And a bottle of that:

First ever blaufrankisch and first wine from Slovenia and was very impressed. Bright red appearance, red fruit on the nose carries through onto the palate, where finally its age is hinted at with some leather and spice.

Evident, but smooth tannins (paired nicely with a flatiron steak), medium body and length, backed up with some acidity to suggest it would go another few years. Would buy again


#32

After a very wet Saturday the sun was back out in Galicia today so a beach day and apero in a great bar


with views to the iles cies

![DSC_0280|690x388]

(upload://bpmLSE2j5l80ycY8pnXfxeer1Hh.jpeg)

Wines have been these as posted in the weekday thread

The Quinta de Couselo is from the O Rosal subzone of Rías Baixas so a more ripe Albariño with a little Caino Blanco, Treixaduro and Loureiro in the blend (thanks to Sarah Jane Evans “The wines of Northern Spain” for the information). That makes it broader on the palate and more floral with more stone fruit than a typical Albariño. Interesting to try but I prefer the linear, Saline notes of a 100% Albariño.

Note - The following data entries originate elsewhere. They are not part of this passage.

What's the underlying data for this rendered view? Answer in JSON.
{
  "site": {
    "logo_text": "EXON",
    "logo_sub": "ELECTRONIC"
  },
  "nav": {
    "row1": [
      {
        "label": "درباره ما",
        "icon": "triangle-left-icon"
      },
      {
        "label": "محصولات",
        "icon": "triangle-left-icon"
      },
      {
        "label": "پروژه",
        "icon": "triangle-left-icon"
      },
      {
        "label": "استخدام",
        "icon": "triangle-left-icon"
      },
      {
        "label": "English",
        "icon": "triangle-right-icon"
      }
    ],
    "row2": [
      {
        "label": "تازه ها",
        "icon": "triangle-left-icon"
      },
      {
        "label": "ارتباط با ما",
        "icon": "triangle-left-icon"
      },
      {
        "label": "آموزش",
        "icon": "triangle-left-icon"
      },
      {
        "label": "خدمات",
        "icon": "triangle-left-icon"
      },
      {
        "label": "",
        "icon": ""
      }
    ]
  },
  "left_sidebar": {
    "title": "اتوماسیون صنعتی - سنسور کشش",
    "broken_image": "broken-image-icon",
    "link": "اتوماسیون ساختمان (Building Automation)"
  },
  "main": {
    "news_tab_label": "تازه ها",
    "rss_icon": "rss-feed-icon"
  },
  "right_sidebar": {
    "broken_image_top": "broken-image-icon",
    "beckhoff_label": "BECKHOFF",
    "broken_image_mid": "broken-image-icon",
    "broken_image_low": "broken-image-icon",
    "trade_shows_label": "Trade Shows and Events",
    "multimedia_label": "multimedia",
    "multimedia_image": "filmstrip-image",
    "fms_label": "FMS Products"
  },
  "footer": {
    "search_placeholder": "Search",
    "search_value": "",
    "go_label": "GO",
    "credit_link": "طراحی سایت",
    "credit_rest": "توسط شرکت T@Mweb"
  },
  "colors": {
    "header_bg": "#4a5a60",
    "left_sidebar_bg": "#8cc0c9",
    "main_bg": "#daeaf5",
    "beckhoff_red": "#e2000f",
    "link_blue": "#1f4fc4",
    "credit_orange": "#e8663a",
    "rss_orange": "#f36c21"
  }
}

El probibido is great value field blend for 10 euros. Benefits from some air and very versatile. Lots going on here. Pomegranates, plums, cherry, earth. A pleasure to sip and enjoy.


#33

£12.99 from Lidl

Now this wine is a lesson in expectations…

If someone poured me a glass and told me it was a Potensac, but without telling me the vintage, I’d say it was a bit of a disappointment. They’ve done better, for sure.

If someone poured me a glass and told me it was a 2013 AC Médoc, but without telling me the producer, I’d say wow, whoever made this did a damn fine job of a tricky vintage, especially that far away from the action.

And if someone poured me a glass and told me that it was a £12.99 claret from a supermarket, but without telling me anything else about it, I’d be perfectly happy with it.

So there you are.

Might buy the last few if they’re still there :clinking_glasses:


#34

That was exactly my reaction to the 2013 Marquis de Terme! And I guess the reason why 2013 wine from smart Bordeaux properties is in Lidl for knockdown prices. We are pretty lucky that such poor vintages in most wine regions are now quite rare.


#35

Had this last night with Steak Frites - perfect combo. Hint of cherries, vanilla and then tobacco - classic claret , couldn’t be anything else! It cost circa £16.99 and from Graves 2015 vintage.

In the past I have bought cheaper wines en primeur eg Caronne Saint Gemme 2016 for £90 which i’m now having to store until they are ready to drink - by the time I factor the cost of storage and then VAT and duty is it worth it when you can buy this ready to drink?! Not put my order in yet for this years Bordeaux en primeur, but this has made me think about my choices.


#36

Positano wine, who would have believed it! When we were there the only things in evidence were lemons, Limoncello and chillis. And beautiful scenery obviously.


#37

Paolini Frappato. sun dried tomatoes, violets loads of primary fruit. Lots of fun from Bristol’s fantastic Cork’s of Cotham. £8.99. Not quite as good as the society’s offering by Nicosia, but very nice and well priced.

Also this lovely Society rose, exactly the sort of wine I’d take if I had a house pink (far too addicted to trying new stuff!).


#38

Friday night was a treat with Lilbert BdB Perlé:

Very pale. Very light. Almost still, with only very gentle bubbles, presumably from the low pressure. Hints of whipped cream on the nose. Yeast. Proofing dough. Lemon Meringue. Not at all acidic, but a slight sour twang which makes the mouth water. Excruciatingly nice blanc de blancs, crémant de cramant. Assemblage: 65% 2013, 35% vin de reserve; disgorged autumn 2017; dosage 5g/l. Love it.

This tonight, Henschke Johann’s Garden:

Silky Grenache (70%), Mataro(25%), Shiraz (5%) blend, which punches out bright juicy ripe raspberries first and foremost, slightly candied, on the nose and palate. Pepper and crushed green leaves. Beautifully clear crimson in the glass, medium body, but still quite alcoholic. Nice, but not particularly complicated. I’ve spent less for much better.

And, the glass stopper is novel perhaps, but “screwcap” is stretching it…